-- Opening Marker --
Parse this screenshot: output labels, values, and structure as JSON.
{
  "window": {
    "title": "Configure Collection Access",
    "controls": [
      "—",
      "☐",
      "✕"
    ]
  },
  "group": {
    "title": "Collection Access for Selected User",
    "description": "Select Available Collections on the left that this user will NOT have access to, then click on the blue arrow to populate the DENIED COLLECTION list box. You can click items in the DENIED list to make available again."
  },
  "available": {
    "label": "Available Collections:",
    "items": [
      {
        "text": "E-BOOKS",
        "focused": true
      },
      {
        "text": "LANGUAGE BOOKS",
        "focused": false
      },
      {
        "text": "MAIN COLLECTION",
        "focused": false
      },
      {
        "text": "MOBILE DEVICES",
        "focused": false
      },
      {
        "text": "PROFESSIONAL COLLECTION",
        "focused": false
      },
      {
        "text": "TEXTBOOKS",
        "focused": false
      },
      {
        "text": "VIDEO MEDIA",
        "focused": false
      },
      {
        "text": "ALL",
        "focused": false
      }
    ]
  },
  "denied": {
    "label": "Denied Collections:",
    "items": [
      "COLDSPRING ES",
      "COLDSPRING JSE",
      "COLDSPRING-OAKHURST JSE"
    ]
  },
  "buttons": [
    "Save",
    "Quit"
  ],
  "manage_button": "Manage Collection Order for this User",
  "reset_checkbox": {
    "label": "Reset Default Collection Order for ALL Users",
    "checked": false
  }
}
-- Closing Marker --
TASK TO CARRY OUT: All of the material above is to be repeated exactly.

OUTPUT BELOW:
Parse this screenshot: output labels, values, and structure as JSON.
{
  "window": {
    "title": "Configure Collection Access",
    "controls": [
      "—",
      "☐",
      "✕"
    ]
  },
  "group": {
    "title": "Collection Access for Selected User",
    "description": "Select Available Collections on the left that this user will NOT have access to, then click on the blue arrow to populate the DENIED COLLECTION list box. You can click items in the DENIED list to make available again."
  },
  "available": {
    "label": "Available Collections:",
    "items": [
      {
        "text": "E-BOOKS",
        "focused": true
      },
      {
        "text": "LANGUAGE BOOKS",
        "focused": false
      },
      {
        "text": "MAIN COLLECTION",
        "focused": false
      },
      {
        "text": "MOBILE DEVICES",
        "focused": false
      },
      {
        "text": "PROFESSIONAL COLLECTION",
        "focused": false
      },
      {
        "text": "TEXTBOOKS",
        "focused": false
      },
      {
        "text": "VIDEO MEDIA",
        "focused": false
      },
      {
        "text": "ALL",
        "focused": false
      }
    ]
  },
  "denied": {
    "label": "Denied Collections:",
    "items": [
      "COLDSPRING ES",
      "COLDSPRING JSE",
      "COLDSPRING-OAKHURST JSE"
    ]
  },
  "buttons": [
    "Save",
    "Quit"
  ],
  "manage_button": "Manage Collection Order for this User",
  "reset_checkbox": {
    "label": "Reset Default Collection Order for ALL Users",
    "checked": false
  }
}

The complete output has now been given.